Charlie and Spo became enthusiastic art collectors and delighted in traveling the world in search of unusual pieces. During a visit to Paris in the early 1960s, they saw Pablo Picasso’s Le painter et son modele on display at the Galerie Louise Leiris. Spo fell in love with the painting and urged Charlie to buy it. The painting was prominently displayed in the foyer of their Fifth Avenue apartment for many years.
Works such as Pablo Picasso’s Le peintre et son modele, one of the most vigorous undertakings of the artist’s late career, demonstrate an unabashed love of color. Other pieces in the family collection reflect this oeuvre including the enameled palette of an extremely rare pair of Famille-Rose porcelain figures of Buddhist lamas seated on Lotus bases from China’s Qianlong/Jiaqing period. The complex modeling of the Chinese figures also reflects an appreciation for three-dimensional form, a characteristic of the Oestreich collection further celebrated in the carefully curated group of sculptures by Auguste Rodin and Henri Laurens.
As a young girl growing up in Great Neck, Joan Oestreich Kend was surrounded by her parents’ collection of and appreciation for beautiful objects. A graduate of Northampton School for Girls, Joan attended Vassar College and graduated from Columbia University’s School of General Studies, eventually launching and sustaining a career in finance as one of the few female stockbrokers on Wall Street. Her life in New York City, where she was a member of the Harmonie Club, was centered around her Fifth Avenue apartment, where the majority of the Oestreich/Kend collection was beautifully displayed against stunning panoramic views of Central Park. On the weekends, she retreated to Millbrook, New York, where she owned a sprawling country estate and enjoyed her membership at the Mashomack Preserve Club.
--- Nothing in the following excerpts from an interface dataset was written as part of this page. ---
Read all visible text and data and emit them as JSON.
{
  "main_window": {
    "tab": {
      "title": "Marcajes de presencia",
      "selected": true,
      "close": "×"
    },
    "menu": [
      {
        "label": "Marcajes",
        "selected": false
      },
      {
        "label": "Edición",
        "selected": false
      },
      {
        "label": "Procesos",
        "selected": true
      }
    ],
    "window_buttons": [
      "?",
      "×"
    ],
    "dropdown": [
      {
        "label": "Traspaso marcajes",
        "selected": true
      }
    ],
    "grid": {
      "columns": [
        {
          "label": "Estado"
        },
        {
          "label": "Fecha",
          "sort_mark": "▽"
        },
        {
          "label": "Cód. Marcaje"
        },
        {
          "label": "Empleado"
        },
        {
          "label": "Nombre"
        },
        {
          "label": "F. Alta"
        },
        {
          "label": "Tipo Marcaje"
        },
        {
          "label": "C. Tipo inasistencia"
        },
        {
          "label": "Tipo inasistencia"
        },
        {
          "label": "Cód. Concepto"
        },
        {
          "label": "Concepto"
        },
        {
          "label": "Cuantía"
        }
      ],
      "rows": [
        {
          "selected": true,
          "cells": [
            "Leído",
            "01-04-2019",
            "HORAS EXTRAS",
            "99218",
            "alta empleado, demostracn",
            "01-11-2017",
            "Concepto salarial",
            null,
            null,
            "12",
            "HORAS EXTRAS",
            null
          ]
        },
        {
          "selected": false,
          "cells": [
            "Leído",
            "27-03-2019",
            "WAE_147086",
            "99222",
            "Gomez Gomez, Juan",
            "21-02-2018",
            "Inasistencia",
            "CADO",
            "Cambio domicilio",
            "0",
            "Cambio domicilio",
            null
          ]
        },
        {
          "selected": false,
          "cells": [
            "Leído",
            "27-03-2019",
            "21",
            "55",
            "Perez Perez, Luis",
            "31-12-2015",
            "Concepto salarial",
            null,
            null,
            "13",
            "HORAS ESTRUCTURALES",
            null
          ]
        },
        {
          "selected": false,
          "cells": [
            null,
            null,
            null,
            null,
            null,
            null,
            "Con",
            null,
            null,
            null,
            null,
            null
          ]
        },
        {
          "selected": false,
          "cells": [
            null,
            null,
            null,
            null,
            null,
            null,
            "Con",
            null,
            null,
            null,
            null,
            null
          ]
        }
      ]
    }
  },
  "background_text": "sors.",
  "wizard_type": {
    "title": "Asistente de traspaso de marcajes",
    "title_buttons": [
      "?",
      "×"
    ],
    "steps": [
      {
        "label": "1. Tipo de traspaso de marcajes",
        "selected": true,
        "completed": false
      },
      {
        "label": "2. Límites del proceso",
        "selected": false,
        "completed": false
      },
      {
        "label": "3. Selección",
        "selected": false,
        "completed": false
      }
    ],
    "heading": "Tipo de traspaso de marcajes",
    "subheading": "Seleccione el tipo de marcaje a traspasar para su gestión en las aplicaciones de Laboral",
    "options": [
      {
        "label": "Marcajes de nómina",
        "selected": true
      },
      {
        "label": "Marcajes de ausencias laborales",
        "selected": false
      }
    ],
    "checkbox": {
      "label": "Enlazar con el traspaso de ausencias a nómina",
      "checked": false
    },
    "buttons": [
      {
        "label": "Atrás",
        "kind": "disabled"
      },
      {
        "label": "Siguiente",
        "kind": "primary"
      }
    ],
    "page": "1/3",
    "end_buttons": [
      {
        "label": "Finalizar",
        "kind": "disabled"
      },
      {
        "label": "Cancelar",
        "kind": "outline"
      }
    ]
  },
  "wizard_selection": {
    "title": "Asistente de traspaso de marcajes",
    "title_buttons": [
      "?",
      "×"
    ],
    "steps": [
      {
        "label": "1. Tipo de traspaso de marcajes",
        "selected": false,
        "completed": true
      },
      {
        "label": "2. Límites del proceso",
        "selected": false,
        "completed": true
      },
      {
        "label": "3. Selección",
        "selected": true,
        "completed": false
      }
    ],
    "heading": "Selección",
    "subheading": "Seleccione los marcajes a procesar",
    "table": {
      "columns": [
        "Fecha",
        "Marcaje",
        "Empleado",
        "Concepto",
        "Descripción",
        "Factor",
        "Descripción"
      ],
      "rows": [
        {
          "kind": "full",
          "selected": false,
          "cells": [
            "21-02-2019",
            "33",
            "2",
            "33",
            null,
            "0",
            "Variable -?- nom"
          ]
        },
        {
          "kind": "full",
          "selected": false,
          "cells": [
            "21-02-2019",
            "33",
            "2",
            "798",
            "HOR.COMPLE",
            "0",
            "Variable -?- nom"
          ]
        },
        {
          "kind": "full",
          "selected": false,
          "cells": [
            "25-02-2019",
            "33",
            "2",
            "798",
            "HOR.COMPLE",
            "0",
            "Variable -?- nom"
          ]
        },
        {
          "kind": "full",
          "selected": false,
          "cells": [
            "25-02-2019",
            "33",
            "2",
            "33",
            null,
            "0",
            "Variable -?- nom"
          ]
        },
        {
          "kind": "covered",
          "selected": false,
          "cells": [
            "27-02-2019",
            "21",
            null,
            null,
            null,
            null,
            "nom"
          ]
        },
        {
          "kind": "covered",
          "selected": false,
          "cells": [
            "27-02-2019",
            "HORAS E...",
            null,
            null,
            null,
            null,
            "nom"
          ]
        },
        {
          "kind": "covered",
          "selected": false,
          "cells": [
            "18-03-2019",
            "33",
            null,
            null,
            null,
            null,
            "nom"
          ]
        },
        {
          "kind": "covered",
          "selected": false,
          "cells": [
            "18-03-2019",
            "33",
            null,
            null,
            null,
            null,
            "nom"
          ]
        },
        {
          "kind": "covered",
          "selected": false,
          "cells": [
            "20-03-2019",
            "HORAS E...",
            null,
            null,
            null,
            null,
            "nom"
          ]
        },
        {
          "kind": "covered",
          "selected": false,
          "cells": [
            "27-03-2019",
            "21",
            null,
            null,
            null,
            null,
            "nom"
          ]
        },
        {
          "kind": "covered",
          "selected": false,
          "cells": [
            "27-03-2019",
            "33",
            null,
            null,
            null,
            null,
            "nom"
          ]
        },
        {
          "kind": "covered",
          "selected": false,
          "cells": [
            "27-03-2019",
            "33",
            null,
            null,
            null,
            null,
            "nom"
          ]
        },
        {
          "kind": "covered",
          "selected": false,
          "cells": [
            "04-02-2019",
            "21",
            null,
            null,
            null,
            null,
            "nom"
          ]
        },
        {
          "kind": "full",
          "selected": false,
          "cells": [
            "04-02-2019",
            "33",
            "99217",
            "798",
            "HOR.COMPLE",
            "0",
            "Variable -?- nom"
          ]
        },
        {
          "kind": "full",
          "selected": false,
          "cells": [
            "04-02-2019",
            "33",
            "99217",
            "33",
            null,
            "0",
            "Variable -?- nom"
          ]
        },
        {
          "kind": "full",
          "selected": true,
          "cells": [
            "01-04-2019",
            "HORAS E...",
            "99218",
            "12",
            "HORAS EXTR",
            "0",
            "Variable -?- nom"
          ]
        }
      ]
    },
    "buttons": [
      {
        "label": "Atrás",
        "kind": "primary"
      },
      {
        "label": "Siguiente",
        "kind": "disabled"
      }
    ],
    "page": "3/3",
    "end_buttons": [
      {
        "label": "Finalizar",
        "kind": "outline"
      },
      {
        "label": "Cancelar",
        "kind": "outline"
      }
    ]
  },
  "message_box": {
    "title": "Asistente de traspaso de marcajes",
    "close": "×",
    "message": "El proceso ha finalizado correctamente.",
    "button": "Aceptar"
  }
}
Joan not only inherited works from her parents’ exquisite collection, she also inherited their passion for collecting and their appreciation for art in a variety of forms. Her collection of Americana, carefully acquired through respected dealers and auctions she attended personally, is a celebration of form and function, highlighted by vivid folk portraiture and dramatic, sculptural weathervanes.
Impressionist & Modern Art Evening Sale
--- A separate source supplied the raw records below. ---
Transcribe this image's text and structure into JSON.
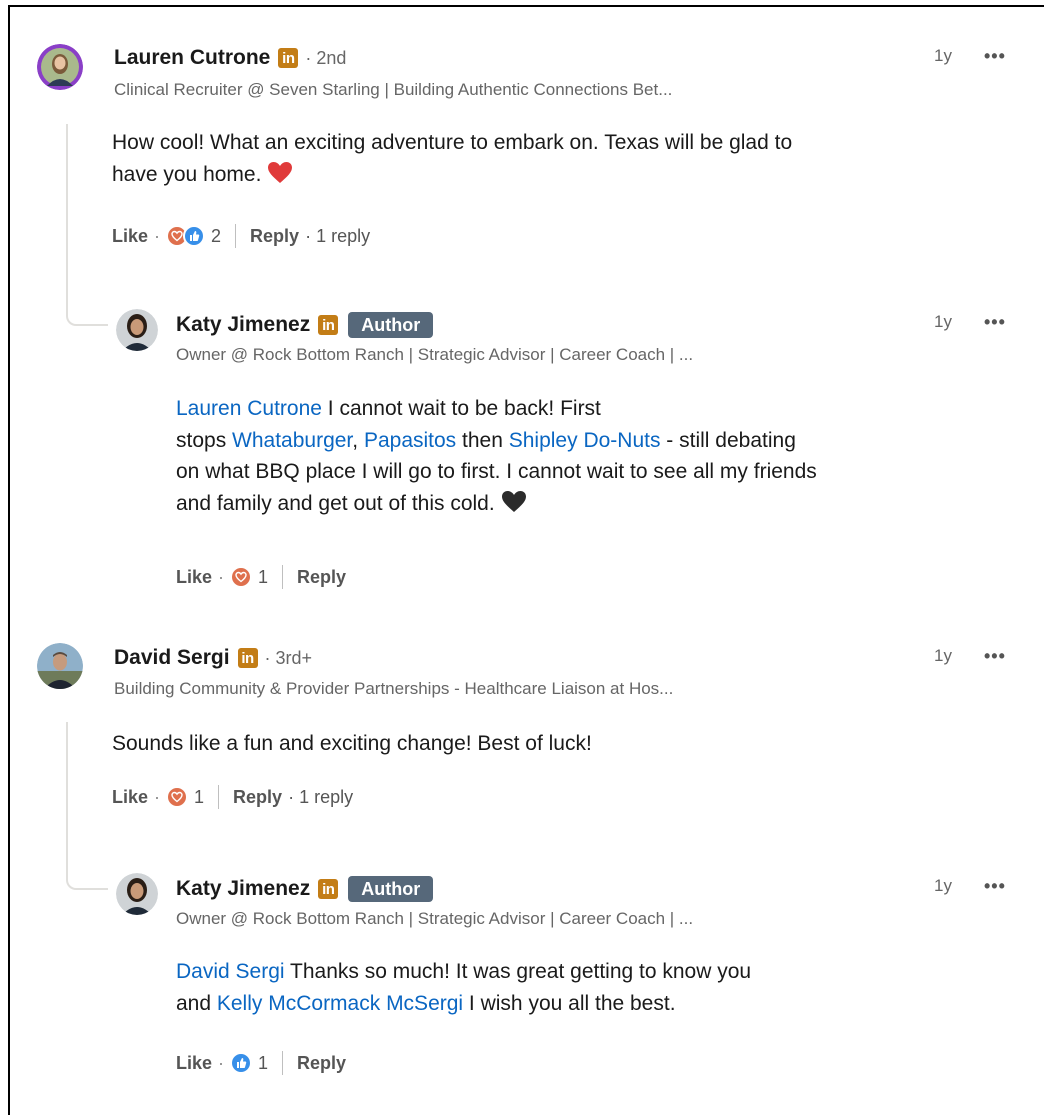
{
  "comments": [
    {
      "name": "Lauren Cutrone",
      "badge": "in",
      "degree": "· 2nd",
      "headline": "Clinical Recruiter @ Seven Starling | Building Authentic Connections Bet...",
      "time": "1y",
      "more": "•••",
      "text_1": "How cool! What an exciting adventure to embark on. Texas will be glad to",
      "text_2": "have you home.",
      "emoji": "❤️",
      "like": "Like",
      "dot": "·",
      "reactions": "2",
      "reply": "Reply",
      "reply_count": "· 1 reply",
      "avatar_color": "#8a3fc7"
    },
    {
      "name": "Katy Jimenez",
      "badge": "in",
      "author": "Author",
      "headline": "Owner @ Rock Bottom Ranch | Strategic Advisor | Career Coach | ...",
      "time": "1y",
      "more": "•••",
      "mention_1": "Lauren Cutrone",
      "text_1": " I cannot wait to be back! First",
      "text_2a": "stops ",
      "mention_2": "Whataburger",
      "text_2b": ", ",
      "mention_3": "Papasitos",
      "text_2c": " then ",
      "mention_4": "Shipley Do-Nuts",
      "text_2d": " - still debating",
      "text_3": "on what BBQ place I will go to first. I cannot wait to see all my friends",
      "text_4": "and family and get out of this cold.",
      "emoji": "🖤",
      "like": "Like",
      "dot": "·",
      "reactions": "1",
      "reply": "Reply"
    },
    {
      "name": "David Sergi",
      "badge": "in",
      "degree": "· 3rd+",
      "headline": "Building Community & Provider Partnerships - Healthcare Liaison at Hos...",
      "time": "1y",
      "more": "•••",
      "text_1": "Sounds like a fun and exciting change! Best of luck!",
      "like": "Like",
      "dot": "·",
      "reactions": "1",
      "reply": "Reply",
      "reply_count": "· 1 reply"
    },
    {
      "name": "Katy Jimenez",
      "badge": "in",
      "author": "Author",
      "headline": "Owner @ Rock Bottom Ranch | Strategic Advisor | Career Coach | ...",
      "time": "1y",
      "more": "•••",
      "mention_1": "David Sergi",
      "text_1": " Thanks so much! It was great getting to know you",
      "text_2a": "and ",
      "mention_2": "Kelly McCormack McSergi",
      "text_2b": " I wish you all the best.",
      "like": "Like",
      "dot": "·",
      "reactions": "1",
      "reply": "Reply"
    }
  ],
  "colors": {
    "mention": "#0a66c2",
    "linkedin_badge": "#c37d16",
    "author_tag": "#56687a",
    "love": "#df704d",
    "like": "#378fe9"
  }
}
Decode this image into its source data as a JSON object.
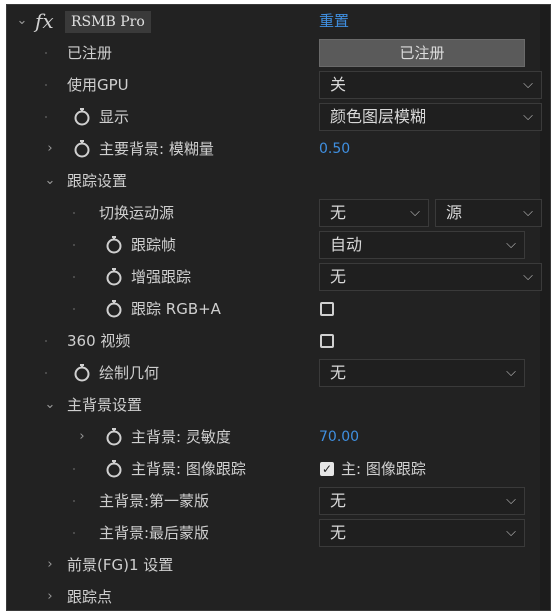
{
  "header": {
    "fx": "fx",
    "effect_name": "RSMB Pro",
    "reset_label": "重置"
  },
  "rows": {
    "registered": {
      "label": "已注册",
      "button": "已注册"
    },
    "use_gpu": {
      "label": "使用GPU",
      "value": "关"
    },
    "display": {
      "label": "显示",
      "value": "颜色图层模糊"
    },
    "main_bg_blur": {
      "label": "主要背景: 模糊量",
      "value": "0.50"
    },
    "tracking_settings": {
      "label": "跟踪设置"
    },
    "switch_motion_source": {
      "label": "切换运动源",
      "value1": "无",
      "value2": "源"
    },
    "tracking_frames": {
      "label": "跟踪帧",
      "value": "自动"
    },
    "enhance_tracking": {
      "label": "增强跟踪",
      "value": "无"
    },
    "track_rgba": {
      "label": "跟踪 RGB+A"
    },
    "video360": {
      "label": "360 视频"
    },
    "draw_geometry": {
      "label": "绘制几何",
      "value": "无"
    },
    "main_bg_settings": {
      "label": "主背景设置"
    },
    "main_bg_sensitivity": {
      "label": "主背景: 灵敏度",
      "value": "70.00"
    },
    "main_bg_image_tracking": {
      "label": "主背景: 图像跟踪",
      "checkbox_label": "主: 图像跟踪"
    },
    "main_bg_first_matte": {
      "label": "主背景:第一蒙版",
      "value": "无"
    },
    "main_bg_last_matte": {
      "label": "主背景:最后蒙版",
      "value": "无"
    },
    "foreground1_settings": {
      "label": "前景(FG)1 设置"
    },
    "tracking_points": {
      "label": "跟踪点"
    }
  },
  "colors": {
    "panel_bg": "#222222",
    "accent_blue": "#3f8fe0",
    "button_bg": "#5a5a5a"
  },
  "icons": {
    "stopwatch": "stopwatch-icon",
    "expand": "chevron-right-icon",
    "collapse": "chevron-down-icon",
    "dropdown": "chevron-down-icon",
    "checkbox": "checkbox-icon"
  }
}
New York | 14 November 2016
Viewing: 4 - 14 November 2016
Impressionist & Modern Art Day Sale
New York | 15 November 2016
Viewing: 4 - 14 November 2016
New York | 8 December 2016
Viewing: 3 - 8 December 2016
New York | 9 December 2016
Viewing: 2 - 8 December 2016
Impressionist & Modern Art
New York | 16 December 2016
Viewing: 10 - 15 December 2016
Important Americana including Property from the Collection of Joan Oestreich Kend
New York | 20 - 21 January 2017
Master Paintings and Sculpture Day Sale
New York | 26 January 2017
Important Chinese Art
New York | March 2017
Saturday at Sotheby’s
New York | March 2017
New York | April 2017
African and Oceanic Art
New York | May 2017